[Opening Data section]

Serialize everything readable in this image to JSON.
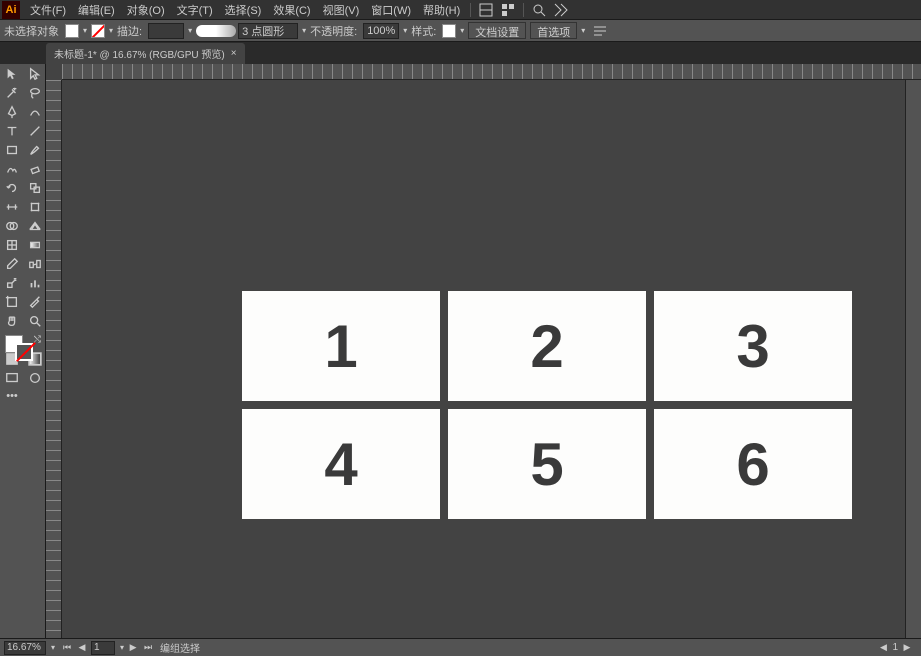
{
  "app": {
    "id": "Ai"
  },
  "menu": {
    "file": "文件(F)",
    "edit": "编辑(E)",
    "object": "对象(O)",
    "type": "文字(T)",
    "select": "选择(S)",
    "effect": "效果(C)",
    "view": "视图(V)",
    "window": "窗口(W)",
    "help": "帮助(H)"
  },
  "controlbar": {
    "noselection": "未选择对象",
    "stroke_label": "描边:",
    "stroke_style": "3 点圆形",
    "opacity_label": "不透明度:",
    "opacity_value": "100%",
    "style_label": "样式:",
    "docsetup": "文档设置",
    "prefs": "首选项"
  },
  "doctab": {
    "title": "未标题-1* @ 16.67% (RGB/GPU 预览)"
  },
  "artwork": {
    "cells": [
      "1",
      "2",
      "3",
      "4",
      "5",
      "6"
    ]
  },
  "status": {
    "zoom": "16.67%",
    "nav_value": "1",
    "tool": "编组选择",
    "step": "1"
  }
}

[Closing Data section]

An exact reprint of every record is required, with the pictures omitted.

Answer to this exercise:
Serialize everything readable in this image to JSON.
{
  "app": {
    "id": "Ai"
  },
  "menu": {
    "file": "文件(F)",
    "edit": "编辑(E)",
    "object": "对象(O)",
    "type": "文字(T)",
    "select": "选择(S)",
    "effect": "效果(C)",
    "view": "视图(V)",
    "window": "窗口(W)",
    "help": "帮助(H)"
  },
  "controlbar": {
    "noselection": "未选择对象",
    "stroke_label": "描边:",
    "stroke_style": "3 点圆形",
    "opacity_label": "不透明度:",
    "opacity_value": "100%",
    "style_label": "样式:",
    "docsetup": "文档设置",
    "prefs": "首选项"
  },
  "doctab": {
    "title": "未标题-1* @ 16.67% (RGB/GPU 预览)"
  },
  "artwork": {
    "cells": [
      "1",
      "2",
      "3",
      "4",
      "5",
      "6"
    ]
  },
  "status": {
    "zoom": "16.67%",
    "nav_value": "1",
    "tool": "编组选择",
    "step": "1"
  }
}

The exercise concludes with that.